● **AIM OF THE EXERCISE**: Scan the lines below; pull out those with "text".

◇ ◇ ◇ ◇

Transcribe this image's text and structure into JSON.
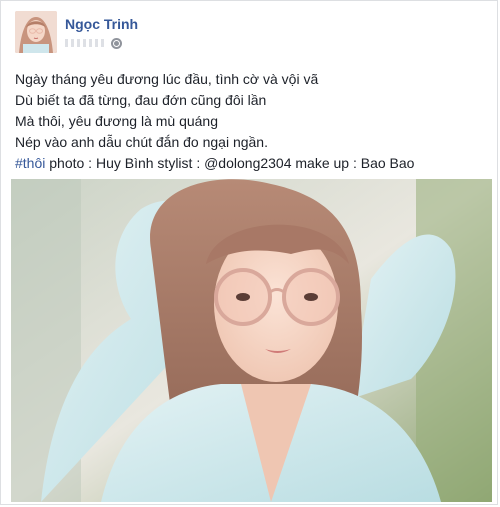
{
  "post": {
    "author": "Ngọc Trinh",
    "caption_lines": [
      "Ngày tháng yêu đương lúc đầu, tình cờ và vội vã",
      "Dù biết ta đã từng, đau đớn cũng đôi lần",
      "Mà thôi, yêu đương là mù quáng",
      "Nép vào anh dẫu chút đắn đo ngại ngần."
    ],
    "hashtag": "#thôi",
    "credits": " photo : Huy Bình stylist : @dolong2304 make up : Bao Bao"
  },
  "icons": {
    "privacy": "globe-icon"
  },
  "colors": {
    "link": "#365899",
    "text": "#1d2129",
    "border": "#dddfe2",
    "meta": "#90949c"
  }
}
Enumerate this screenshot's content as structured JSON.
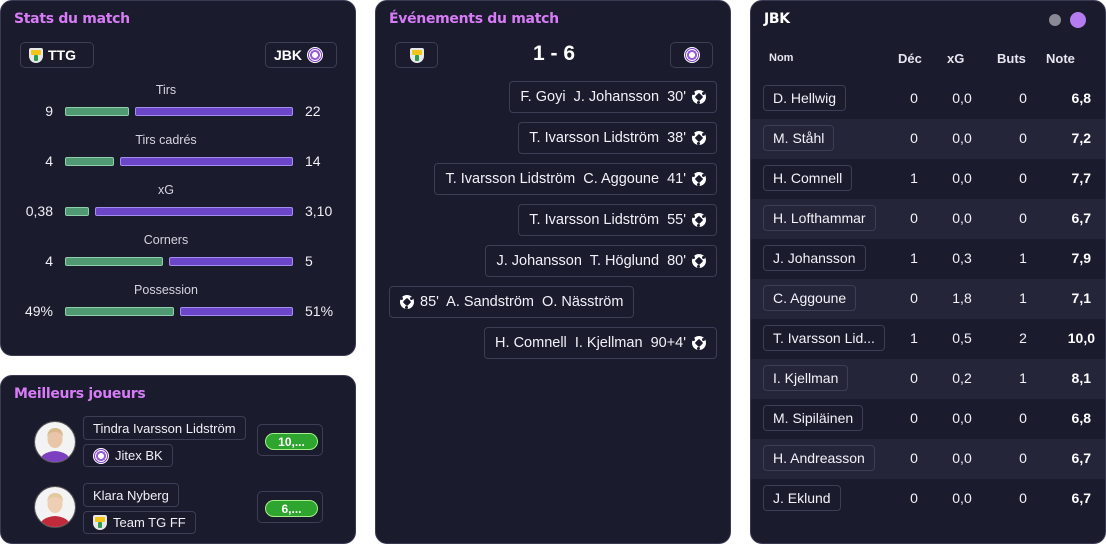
{
  "stats": {
    "title": "Stats du match",
    "home_team": "TTG",
    "away_team": "JBK",
    "rows": [
      {
        "label": "Tirs",
        "home": "9",
        "away": "22",
        "home_share": 0.29
      },
      {
        "label": "Tirs cadrés",
        "home": "4",
        "away": "14",
        "home_share": 0.22
      },
      {
        "label": "xG",
        "home": "0,38",
        "away": "3,10",
        "home_share": 0.11
      },
      {
        "label": "Corners",
        "home": "4",
        "away": "5",
        "home_share": 0.44
      },
      {
        "label": "Possession",
        "home": "49%",
        "away": "51%",
        "home_share": 0.49
      }
    ]
  },
  "top_players": {
    "title": "Meilleurs joueurs",
    "players": [
      {
        "name": "Tindra Ivarsson Lidström",
        "team": "Jitex BK",
        "rating": "10,..."
      },
      {
        "name": "Klara Nyberg",
        "team": "Team TG FF",
        "rating": "6,..."
      }
    ]
  },
  "events": {
    "title": "Événements du match",
    "score": "1 - 6",
    "items": [
      {
        "text": "F. Goyi  J. Johansson  30'",
        "side": "away"
      },
      {
        "text": "T. Ivarsson Lidström  38'",
        "side": "away"
      },
      {
        "text": "T. Ivarsson Lidström  C. Aggoune  41'",
        "side": "away"
      },
      {
        "text": "T. Ivarsson Lidström  55'",
        "side": "away"
      },
      {
        "text": "J. Johansson  T. Höglund  80'",
        "side": "away"
      },
      {
        "text": "85'  A. Sandström  O. Näsström",
        "side": "home"
      },
      {
        "text": "H. Comnell  I. Kjellman  90+4'",
        "side": "away"
      }
    ]
  },
  "lineup": {
    "title": "JBK",
    "columns": {
      "name": "Nom",
      "dec": "Déc",
      "xg": "xG",
      "buts": "Buts",
      "note": "Note"
    },
    "rows": [
      {
        "name": "D. Hellwig",
        "dec": "0",
        "xg": "0,0",
        "buts": "0",
        "note": "6,8"
      },
      {
        "name": "M. Ståhl",
        "dec": "0",
        "xg": "0,0",
        "buts": "0",
        "note": "7,2"
      },
      {
        "name": "H. Comnell",
        "dec": "1",
        "xg": "0,0",
        "buts": "0",
        "note": "7,7"
      },
      {
        "name": "H. Lofthammar",
        "dec": "0",
        "xg": "0,0",
        "buts": "0",
        "note": "6,7"
      },
      {
        "name": "J. Johansson",
        "dec": "1",
        "xg": "0,3",
        "buts": "1",
        "note": "7,9"
      },
      {
        "name": "C. Aggoune",
        "dec": "0",
        "xg": "1,8",
        "buts": "1",
        "note": "7,1"
      },
      {
        "name": "T. Ivarsson Lid...",
        "dec": "1",
        "xg": "0,5",
        "buts": "2",
        "note": "10,0"
      },
      {
        "name": "I. Kjellman",
        "dec": "0",
        "xg": "0,2",
        "buts": "1",
        "note": "8,1"
      },
      {
        "name": "M. Sipiläinen",
        "dec": "0",
        "xg": "0,0",
        "buts": "0",
        "note": "6,8"
      },
      {
        "name": "H. Andreasson",
        "dec": "0",
        "xg": "0,0",
        "buts": "0",
        "note": "6,7"
      },
      {
        "name": "J. Eklund",
        "dec": "0",
        "xg": "0,0",
        "buts": "0",
        "note": "6,7"
      }
    ]
  },
  "colors": {
    "accent": "#d77cf6",
    "home_bar": "#4f9a72",
    "away_bar": "#6b46c9",
    "rating_green": "#2ea52e",
    "panel_bg": "#1b1b2e"
  }
}
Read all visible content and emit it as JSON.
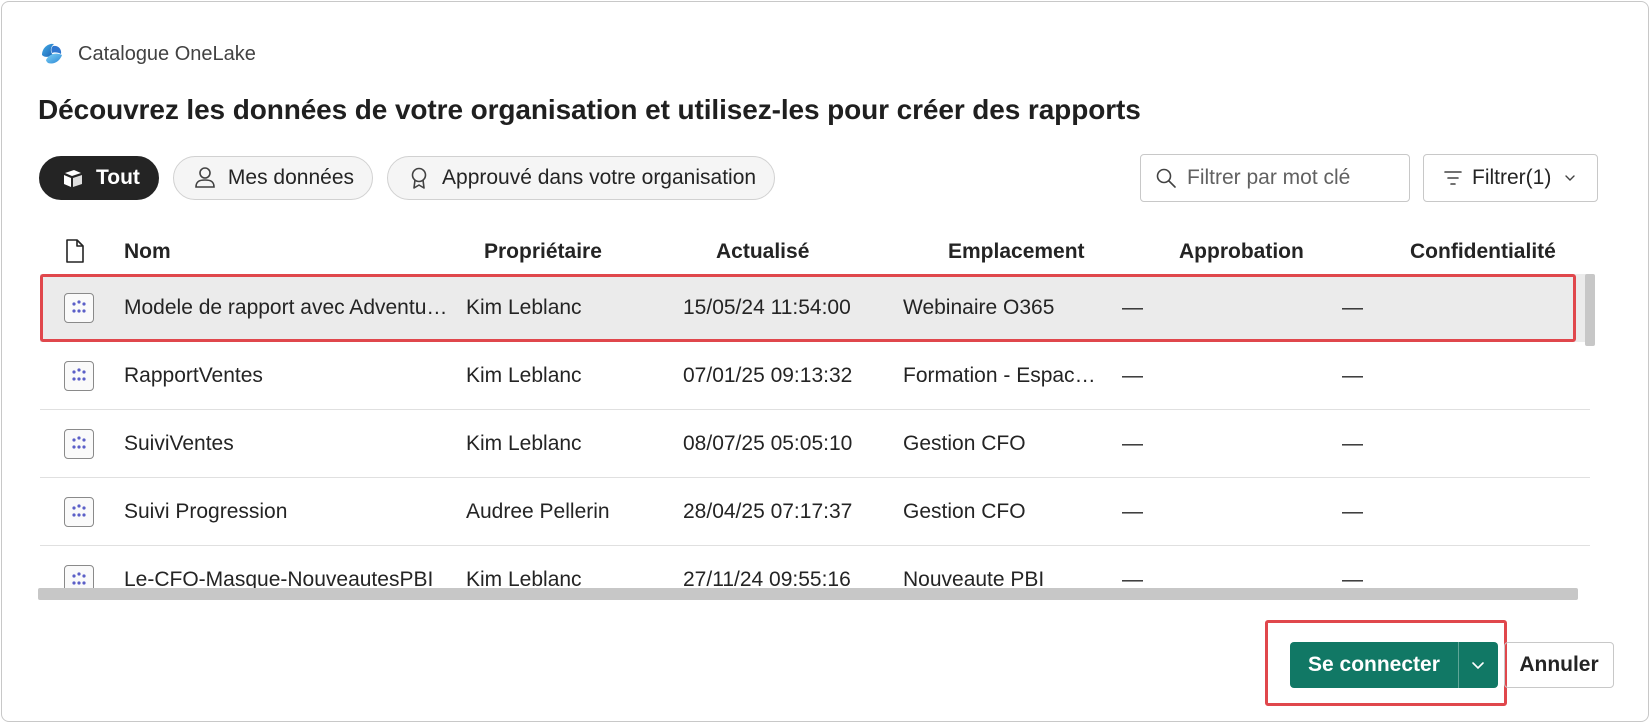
{
  "header": {
    "app_name": "Catalogue OneLake",
    "app_icon": "onelake-logo-icon"
  },
  "title": "Découvrez les données de votre organisation et utilisez-les pour créer des rapports",
  "chips": [
    {
      "label": "Tout",
      "icon": "all-items-icon",
      "active": true
    },
    {
      "label": "Mes données",
      "icon": "person-icon",
      "active": false
    },
    {
      "label": "Approuvé dans votre organisation",
      "icon": "ribbon-icon",
      "active": false
    }
  ],
  "search": {
    "placeholder": "Filtrer par mot clé",
    "value": ""
  },
  "filter": {
    "label": "Filtrer(1)"
  },
  "table": {
    "columns": [
      "Nom",
      "Propriétaire",
      "Actualisé",
      "Emplacement",
      "Approbation",
      "Confidentialité"
    ],
    "rows": [
      {
        "name": "Modele de rapport avec AdventureWorks",
        "owner": "Kim Leblanc",
        "refreshed": "15/05/24 11:54:00",
        "location": "Webinaire O365",
        "approval": "—",
        "sensitivity": "—",
        "selected": true
      },
      {
        "name": "RapportVentes",
        "owner": "Kim Leblanc",
        "refreshed": "07/01/25 09:13:32",
        "location": "Formation - Espace de travail",
        "approval": "—",
        "sensitivity": "—",
        "selected": false
      },
      {
        "name": "SuiviVentes",
        "owner": "Kim Leblanc",
        "refreshed": "08/07/25 05:05:10",
        "location": "Gestion CFO",
        "approval": "—",
        "sensitivity": "—",
        "selected": false
      },
      {
        "name": "Suivi Progression",
        "owner": "Audree Pellerin",
        "refreshed": "28/04/25 07:17:37",
        "location": "Gestion CFO",
        "approval": "—",
        "sensitivity": "—",
        "selected": false
      },
      {
        "name": "Le-CFO-Masque-NouveautesPBI",
        "owner": "Kim Leblanc",
        "refreshed": "27/11/24 09:55:16",
        "location": "Nouveaute PBI",
        "approval": "—",
        "sensitivity": "—",
        "selected": false
      }
    ]
  },
  "footer": {
    "connect_label": "Se connecter",
    "cancel_label": "Annuler"
  },
  "colors": {
    "accent": "#117865",
    "highlight": "#e0474c",
    "selected_row": "#ebebeb"
  }
}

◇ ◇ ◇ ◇

● **TASK ANSWER**:
Transcribe this image's text and structure into JSON.
    "text": "#1d2129",
        "text": "F. Goyi  J. Johansson  30'",
        "text": "T. Ivarsson Lidström  38'",
        "text": "T. Ivarsson Lidström  C. Aggoune  41'",
        "text": "T. Ivarsson Lidström  55'",
        "text": "J. Johansson  T. Höglund  80'",
        "text": "85'  A. Sandström  O. Näsström",
        "text": "H. Comnell  I. Kjellman  90+4'",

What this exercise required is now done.